According to Standard & Poor’s Data, only four companies last month received leveraged loan covenant relief for a total of $883 million in leveraged loans.  This is the lowest amount of relief given since February 2008.

 

S&P expects covenant relief activity to be high in the beginning of 2011 as checks due to lender agreements from 2008 and 2009 are paid.  But as the year goes on, businesses may not be able to get relief from banks.

 

Until problems in mortgage portfolios are solved and private sector employment grows, the gap between credit demand and credit supply is unlikely to close. Along with this, the number of failing banks is increasing as well.  In 2010, 141 banks failed, making it the worst year ever, and this list is expected to continue to grow.

 

With banks unable to loan money, small businesses will seek other ways to generate cash to operate.  THERE IS A SOLUTION.  Businesses can rely on Commercial Collections professionals to recoup lost cash flow from customers who have not paid.

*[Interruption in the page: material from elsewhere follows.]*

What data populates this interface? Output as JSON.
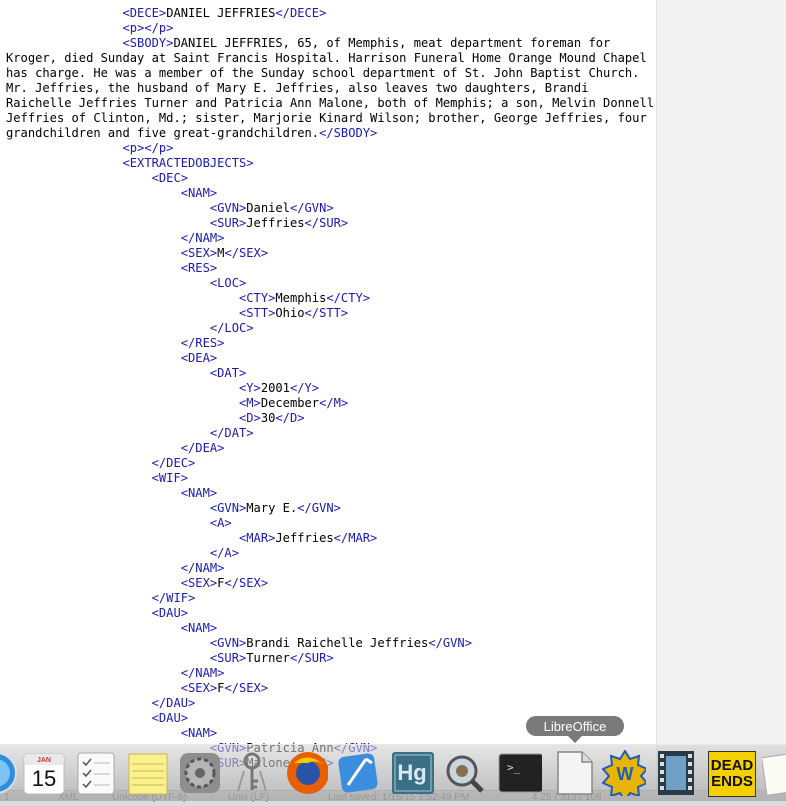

Although times continue to be hard professional B2B collection agencies have the tools, the staff and the expertise to put your receivables on the TOP of their bills to be paid.

 

Caine & Weiner reported that out of the businesses surveyed, 57.5% plan to place accounts for collection in order to generate cash and the sooner the better. Credit and Collection managers also plan to reduce credit lines given to clients and to initiate collection sooner in order to protect their accounts receivables and generate money as banks are unable to offer financial relief in the upcoming year.

 

The bottom line is that businesses can no longer continue to be their customer’s bank and CFO’s; Controllers and Credit Managers must be more proactive in 2011. It can be argued that revenue generation is the most critical function of a company.  However, that revenue must be converted into cash.  Cash is the lifeblood of any company.  Every dollar of a company’s receivable must be managed and collected.